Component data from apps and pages
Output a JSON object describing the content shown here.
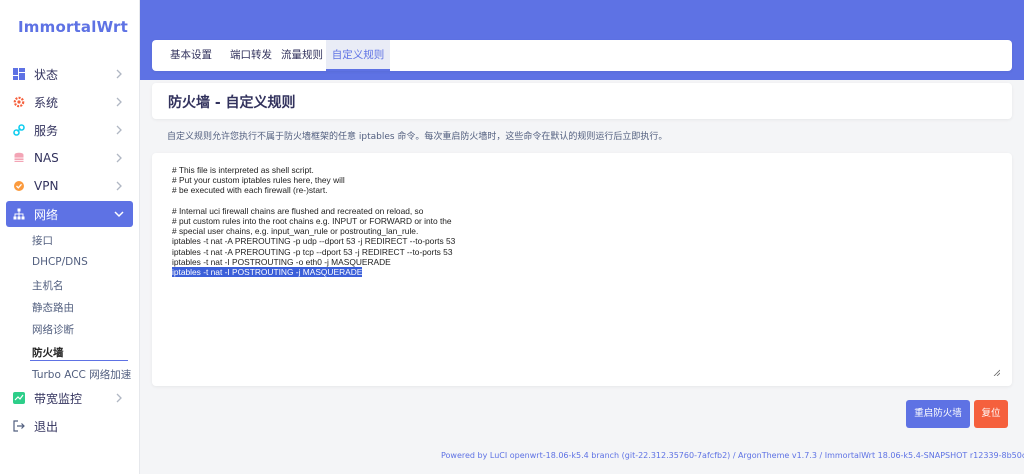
{
  "app": {
    "logo": "ImmortalWrt"
  },
  "sidebar": {
    "items": [
      {
        "label": "状态",
        "icon": "dashboard-icon",
        "color": "#5e72e4"
      },
      {
        "label": "系统",
        "icon": "gear-icon",
        "color": "#f5603d"
      },
      {
        "label": "服务",
        "icon": "link-icon",
        "color": "#11cdef"
      },
      {
        "label": "NAS",
        "icon": "database-icon",
        "color": "#f3a4b5"
      },
      {
        "label": "VPN",
        "icon": "shield-icon",
        "color": "#fb9a3d"
      },
      {
        "label": "网络",
        "icon": "network-icon",
        "color": "#ffffff"
      },
      {
        "label": "带宽监控",
        "icon": "chart-icon",
        "color": "#2dce89"
      },
      {
        "label": "退出",
        "icon": "logout-icon",
        "color": "#525f7f"
      }
    ],
    "network_sub": [
      {
        "label": "接口"
      },
      {
        "label": "DHCP/DNS"
      },
      {
        "label": "主机名"
      },
      {
        "label": "静态路由"
      },
      {
        "label": "网络诊断"
      },
      {
        "label": "防火墙"
      },
      {
        "label": "Turbo ACC 网络加速"
      }
    ]
  },
  "tabs": [
    {
      "label": "基本设置"
    },
    {
      "label": "端口转发"
    },
    {
      "label": "流量规则"
    },
    {
      "label": "自定义规则"
    }
  ],
  "page": {
    "title": "防火墙 - 自定义规则",
    "description": "自定义规则允许您执行不属于防火墙框架的任意 iptables 命令。每次重启防火墙时，这些命令在默认的规则运行后立即执行。"
  },
  "editor": {
    "lines": [
      "# This file is interpreted as shell script.",
      "# Put your custom iptables rules here, they will",
      "# be executed with each firewall (re-)start.",
      "",
      "# Internal uci firewall chains are flushed and recreated on reload, so",
      "# put custom rules into the root chains e.g. INPUT or FORWARD or into the",
      "# special user chains, e.g. input_wan_rule or postrouting_lan_rule.",
      "iptables -t nat -A PREROUTING -p udp --dport 53 -j REDIRECT --to-ports 53",
      "iptables -t nat -A PREROUTING -p tcp --dport 53 -j REDIRECT --to-ports 53",
      "iptables -t nat -I POSTROUTING -o eth0 -j MASQUERADE",
      "iptables -t nat -I POSTROUTING -j MASQUERADE"
    ]
  },
  "buttons": {
    "restart": "重启防火墙",
    "reset": "复位"
  },
  "footer": {
    "text": "Powered by LuCI openwrt-18.06-k5.4 branch (git-22.312.35760-7afcfb2) / ArgonTheme v1.7.3 / ImmortalWrt 18.06-k5.4-SNAPSHOT r12339-8b50c1df21"
  }
}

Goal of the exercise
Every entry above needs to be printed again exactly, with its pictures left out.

Final answer
Output a JSON object describing the content shown here.
{
  "app": {
    "logo": "ImmortalWrt"
  },
  "sidebar": {
    "items": [
      {
        "label": "状态",
        "icon": "dashboard-icon",
        "color": "#5e72e4"
      },
      {
        "label": "系统",
        "icon": "gear-icon",
        "color": "#f5603d"
      },
      {
        "label": "服务",
        "icon": "link-icon",
        "color": "#11cdef"
      },
      {
        "label": "NAS",
        "icon": "database-icon",
        "color": "#f3a4b5"
      },
      {
        "label": "VPN",
        "icon": "shield-icon",
        "color": "#fb9a3d"
      },
      {
        "label": "网络",
        "icon": "network-icon",
        "color": "#ffffff"
      },
      {
        "label": "带宽监控",
        "icon": "chart-icon",
        "color": "#2dce89"
      },
      {
        "label": "退出",
        "icon": "logout-icon",
        "color": "#525f7f"
      }
    ],
    "network_sub": [
      {
        "label": "接口"
      },
      {
        "label": "DHCP/DNS"
      },
      {
        "label": "主机名"
      },
      {
        "label": "静态路由"
      },
      {
        "label": "网络诊断"
      },
      {
        "label": "防火墙"
      },
      {
        "label": "Turbo ACC 网络加速"
      }
    ]
  },
  "tabs": [
    {
      "label": "基本设置"
    },
    {
      "label": "端口转发"
    },
    {
      "label": "流量规则"
    },
    {
      "label": "自定义规则"
    }
  ],
  "page": {
    "title": "防火墙 - 自定义规则",
    "description": "自定义规则允许您执行不属于防火墙框架的任意 iptables 命令。每次重启防火墙时，这些命令在默认的规则运行后立即执行。"
  },
  "editor": {
    "lines": [
      "# This file is interpreted as shell script.",
      "# Put your custom iptables rules here, they will",
      "# be executed with each firewall (re-)start.",
      "",
      "# Internal uci firewall chains are flushed and recreated on reload, so",
      "# put custom rules into the root chains e.g. INPUT or FORWARD or into the",
      "# special user chains, e.g. input_wan_rule or postrouting_lan_rule.",
      "iptables -t nat -A PREROUTING -p udp --dport 53 -j REDIRECT --to-ports 53",
      "iptables -t nat -A PREROUTING -p tcp --dport 53 -j REDIRECT --to-ports 53",
      "iptables -t nat -I POSTROUTING -o eth0 -j MASQUERADE",
      "iptables -t nat -I POSTROUTING -j MASQUERADE"
    ]
  },
  "buttons": {
    "restart": "重启防火墙",
    "reset": "复位"
  },
  "footer": {
    "text": "Powered by LuCI openwrt-18.06-k5.4 branch (git-22.312.35760-7afcfb2) / ArgonTheme v1.7.3 / ImmortalWrt 18.06-k5.4-SNAPSHOT r12339-8b50c1df21"
  }
}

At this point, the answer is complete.